-- Supplied data follows --
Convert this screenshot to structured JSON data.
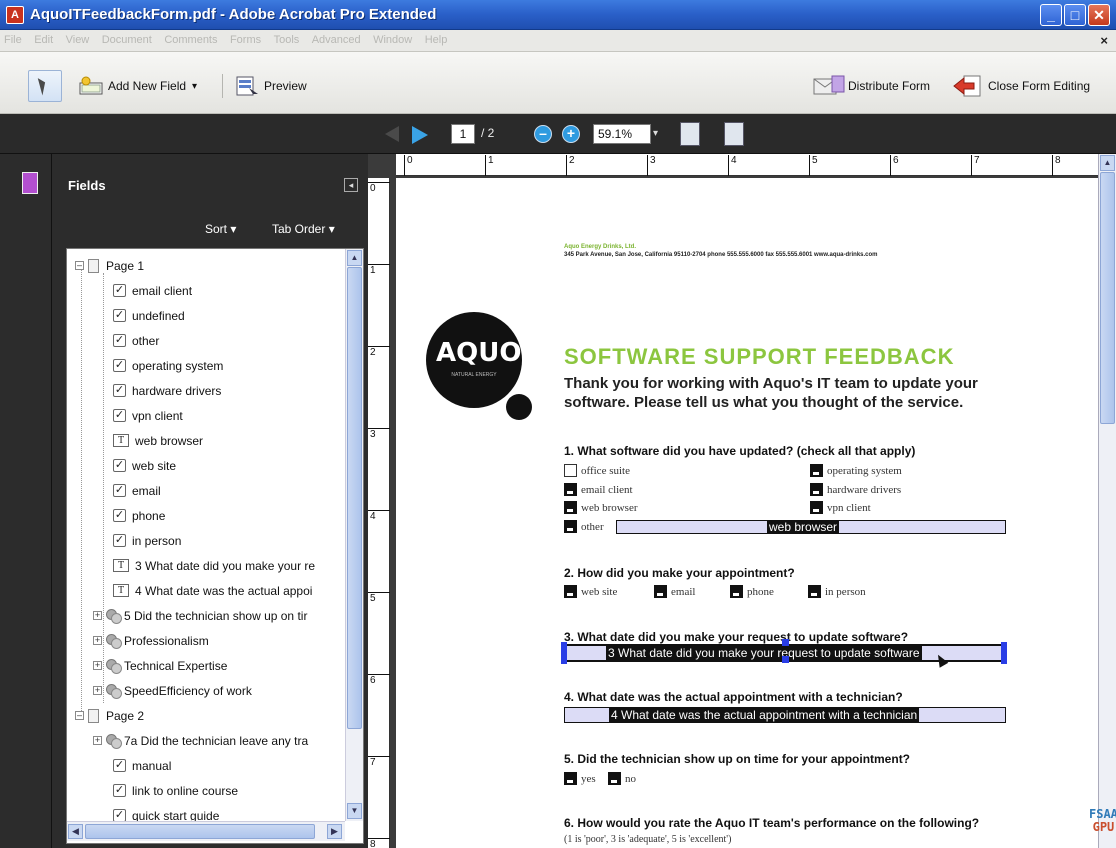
{
  "window": {
    "title": "AquoITFeedbackForm.pdf - Adobe Acrobat Pro Extended",
    "icon": "acrobat-icon"
  },
  "menu": [
    "File",
    "Edit",
    "View",
    "Document",
    "Comments",
    "Forms",
    "Tools",
    "Advanced",
    "Window",
    "Help"
  ],
  "menu_close": "×",
  "toolbar": {
    "add_new_field": "Add New Field",
    "add_new_field_arrow": "▾",
    "preview": "Preview",
    "distribute_form": "Distribute Form",
    "close_form_editing": "Close Form Editing"
  },
  "nav": {
    "current_page": "1",
    "page_total": "/ 2",
    "zoom_out": "–",
    "zoom_in": "+",
    "zoom": "59.1%",
    "zoom_arrow": "▾"
  },
  "panel": {
    "title": "Fields",
    "collapse": "◂",
    "sort": "Sort ▾",
    "tab_order": "Tab Order ▾"
  },
  "tree": {
    "page1": "Page 1",
    "page2": "Page 2",
    "items": [
      {
        "label": "email client",
        "type": "check"
      },
      {
        "label": "undefined",
        "type": "check"
      },
      {
        "label": "other",
        "type": "check"
      },
      {
        "label": "operating system",
        "type": "check"
      },
      {
        "label": "hardware drivers",
        "type": "check"
      },
      {
        "label": "vpn client",
        "type": "check"
      },
      {
        "label": "web browser",
        "type": "text"
      },
      {
        "label": "web site",
        "type": "check"
      },
      {
        "label": "email",
        "type": "check"
      },
      {
        "label": "phone",
        "type": "check"
      },
      {
        "label": "in person",
        "type": "check"
      },
      {
        "label": "3 What date did you make your re",
        "type": "text"
      },
      {
        "label": "4 What date was the actual appoi",
        "type": "text"
      },
      {
        "label": "5 Did the technician show up on tir",
        "type": "radio"
      },
      {
        "label": "Professionalism",
        "type": "radio"
      },
      {
        "label": "Technical Expertise",
        "type": "radio"
      },
      {
        "label": "SpeedEfficiency of work",
        "type": "radio"
      }
    ],
    "page2_items": [
      {
        "label": "7a Did the technician leave any tra",
        "type": "radio"
      },
      {
        "label": "manual",
        "type": "check"
      },
      {
        "label": "link to online course",
        "type": "check"
      },
      {
        "label": "quick start guide",
        "type": "check"
      }
    ]
  },
  "ruler": {
    "top": [
      "0",
      "1",
      "2",
      "3",
      "4",
      "5",
      "6",
      "7",
      "8"
    ],
    "left": [
      "0",
      "1",
      "2",
      "3",
      "4",
      "5",
      "6",
      "7",
      "8"
    ]
  },
  "doc": {
    "company_name": "Aquo Energy Drinks, Ltd.",
    "company_address": "345 Park Avenue, San Jose, California 95110-2704  phone 555.555.6000  fax 555.555.6001  www.aqua-drinks.com",
    "logo_text": "AQUO",
    "logo_sub": "NATURAL ENERGY",
    "title": "SOFTWARE SUPPORT FEEDBACK",
    "subtitle": "Thank you for working with Aquo's IT team to update your software. Please tell us what you thought of the service.",
    "q1": "1. What software did you have updated? (check all that apply)",
    "q1_options": {
      "office_suite": "office suite",
      "email_client": "email client",
      "web_browser": "web browser",
      "other": "other",
      "operating_system": "operating system",
      "hardware_drivers": "hardware drivers",
      "vpn_client": "vpn client"
    },
    "q1_other_field": "web browser",
    "q2": "2. How did you make your appointment?",
    "q2_options": [
      "web site",
      "email",
      "phone",
      "in person"
    ],
    "q3": "3. What date did you make your request to update software?",
    "q3_field": "3 What date did you make your request to update software",
    "q4": "4. What date was the actual appointment with a technician?",
    "q4_field": "4 What date was the actual appointment with a technician",
    "q5": "5. Did the technician show up on time for your appointment?",
    "q5_options": [
      "yes",
      "no"
    ],
    "q6": "6. How would you rate the Aquo IT team's performance on the following?",
    "q6_note": "(1 is 'poor', 3 is 'adequate', 5 is 'excellent')"
  },
  "overlay": {
    "line1": "FSAA",
    "line2": "GPU"
  },
  "colors": {
    "title_green": "#8cc63f",
    "titlebar_blue": "#2a5fc8",
    "handle_blue": "#2a3ee6"
  }
}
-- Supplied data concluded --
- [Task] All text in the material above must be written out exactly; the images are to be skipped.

- [Output below]
Convert this screenshot to structured JSON data.
{
  "window": {
    "title": "AquoITFeedbackForm.pdf - Adobe Acrobat Pro Extended",
    "icon": "acrobat-icon"
  },
  "menu": [
    "File",
    "Edit",
    "View",
    "Document",
    "Comments",
    "Forms",
    "Tools",
    "Advanced",
    "Window",
    "Help"
  ],
  "menu_close": "×",
  "toolbar": {
    "add_new_field": "Add New Field",
    "add_new_field_arrow": "▾",
    "preview": "Preview",
    "distribute_form": "Distribute Form",
    "close_form_editing": "Close Form Editing"
  },
  "nav": {
    "current_page": "1",
    "page_total": "/ 2",
    "zoom_out": "–",
    "zoom_in": "+",
    "zoom": "59.1%",
    "zoom_arrow": "▾"
  },
  "panel": {
    "title": "Fields",
    "collapse": "◂",
    "sort": "Sort ▾",
    "tab_order": "Tab Order ▾"
  },
  "tree": {
    "page1": "Page 1",
    "page2": "Page 2",
    "items": [
      {
        "label": "email client",
        "type": "check"
      },
      {
        "label": "undefined",
        "type": "check"
      },
      {
        "label": "other",
        "type": "check"
      },
      {
        "label": "operating system",
        "type": "check"
      },
      {
        "label": "hardware drivers",
        "type": "check"
      },
      {
        "label": "vpn client",
        "type": "check"
      },
      {
        "label": "web browser",
        "type": "text"
      },
      {
        "label": "web site",
        "type": "check"
      },
      {
        "label": "email",
        "type": "check"
      },
      {
        "label": "phone",
        "type": "check"
      },
      {
        "label": "in person",
        "type": "check"
      },
      {
        "label": "3 What date did you make your re",
        "type": "text"
      },
      {
        "label": "4 What date was the actual appoi",
        "type": "text"
      },
      {
        "label": "5 Did the technician show up on tir",
        "type": "radio"
      },
      {
        "label": "Professionalism",
        "type": "radio"
      },
      {
        "label": "Technical Expertise",
        "type": "radio"
      },
      {
        "label": "SpeedEfficiency of work",
        "type": "radio"
      }
    ],
    "page2_items": [
      {
        "label": "7a Did the technician leave any tra",
        "type": "radio"
      },
      {
        "label": "manual",
        "type": "check"
      },
      {
        "label": "link to online course",
        "type": "check"
      },
      {
        "label": "quick start guide",
        "type": "check"
      }
    ]
  },
  "ruler": {
    "top": [
      "0",
      "1",
      "2",
      "3",
      "4",
      "5",
      "6",
      "7",
      "8"
    ],
    "left": [
      "0",
      "1",
      "2",
      "3",
      "4",
      "5",
      "6",
      "7",
      "8"
    ]
  },
  "doc": {
    "company_name": "Aquo Energy Drinks, Ltd.",
    "company_address": "345 Park Avenue, San Jose, California 95110-2704  phone 555.555.6000  fax 555.555.6001  www.aqua-drinks.com",
    "logo_text": "AQUO",
    "logo_sub": "NATURAL ENERGY",
    "title": "SOFTWARE SUPPORT FEEDBACK",
    "subtitle": "Thank you for working with Aquo's IT team to update your software. Please tell us what you thought of the service.",
    "q1": "1. What software did you have updated? (check all that apply)",
    "q1_options": {
      "office_suite": "office suite",
      "email_client": "email client",
      "web_browser": "web browser",
      "other": "other",
      "operating_system": "operating system",
      "hardware_drivers": "hardware drivers",
      "vpn_client": "vpn client"
    },
    "q1_other_field": "web browser",
    "q2": "2. How did you make your appointment?",
    "q2_options": [
      "web site",
      "email",
      "phone",
      "in person"
    ],
    "q3": "3. What date did you make your request to update software?",
    "q3_field": "3 What date did you make your request to update software",
    "q4": "4. What date was the actual appointment with a technician?",
    "q4_field": "4 What date was the actual appointment with a technician",
    "q5": "5. Did the technician show up on time for your appointment?",
    "q5_options": [
      "yes",
      "no"
    ],
    "q6": "6. How would you rate the Aquo IT team's performance on the following?",
    "q6_note": "(1 is 'poor', 3 is 'adequate', 5 is 'excellent')"
  },
  "overlay": {
    "line1": "FSAA",
    "line2": "GPU"
  },
  "colors": {
    "title_green": "#8cc63f",
    "titlebar_blue": "#2a5fc8",
    "handle_blue": "#2a3ee6"
  }
}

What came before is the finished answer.